Please state the number of lines in the entries below where the word "structured" appears. Include nothing else.

→ Data supplied:
- Opening Delimiter -

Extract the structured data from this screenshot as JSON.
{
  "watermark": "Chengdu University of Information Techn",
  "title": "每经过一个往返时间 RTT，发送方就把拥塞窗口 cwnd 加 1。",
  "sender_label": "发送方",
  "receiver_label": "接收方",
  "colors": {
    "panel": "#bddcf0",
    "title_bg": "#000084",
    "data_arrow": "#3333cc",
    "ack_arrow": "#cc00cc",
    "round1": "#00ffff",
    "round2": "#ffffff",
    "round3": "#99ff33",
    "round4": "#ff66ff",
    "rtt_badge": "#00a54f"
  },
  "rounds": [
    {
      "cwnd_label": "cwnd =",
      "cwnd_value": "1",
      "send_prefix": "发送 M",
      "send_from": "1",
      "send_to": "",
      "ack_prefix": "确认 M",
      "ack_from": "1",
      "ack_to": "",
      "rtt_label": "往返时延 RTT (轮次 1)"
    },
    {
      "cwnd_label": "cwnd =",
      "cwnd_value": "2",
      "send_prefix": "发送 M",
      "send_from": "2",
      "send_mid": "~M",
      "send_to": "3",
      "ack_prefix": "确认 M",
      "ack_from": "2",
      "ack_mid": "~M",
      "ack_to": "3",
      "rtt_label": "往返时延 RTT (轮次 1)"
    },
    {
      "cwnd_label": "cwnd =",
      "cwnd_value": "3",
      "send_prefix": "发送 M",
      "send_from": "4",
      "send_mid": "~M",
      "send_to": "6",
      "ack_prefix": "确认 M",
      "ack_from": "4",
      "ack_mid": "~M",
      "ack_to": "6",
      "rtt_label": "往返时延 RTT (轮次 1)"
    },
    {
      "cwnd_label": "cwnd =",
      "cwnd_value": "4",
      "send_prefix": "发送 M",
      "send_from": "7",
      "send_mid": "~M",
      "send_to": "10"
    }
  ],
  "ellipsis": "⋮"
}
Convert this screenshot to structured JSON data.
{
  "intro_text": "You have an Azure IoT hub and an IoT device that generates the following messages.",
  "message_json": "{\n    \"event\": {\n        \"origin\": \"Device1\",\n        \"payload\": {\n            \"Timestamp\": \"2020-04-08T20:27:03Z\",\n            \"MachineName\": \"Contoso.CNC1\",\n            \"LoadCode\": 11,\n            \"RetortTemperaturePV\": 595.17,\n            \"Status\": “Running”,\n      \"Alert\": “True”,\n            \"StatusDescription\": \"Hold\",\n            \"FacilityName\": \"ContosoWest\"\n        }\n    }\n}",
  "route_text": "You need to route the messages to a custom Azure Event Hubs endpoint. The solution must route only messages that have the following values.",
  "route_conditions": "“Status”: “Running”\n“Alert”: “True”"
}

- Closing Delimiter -

→ Task result: 2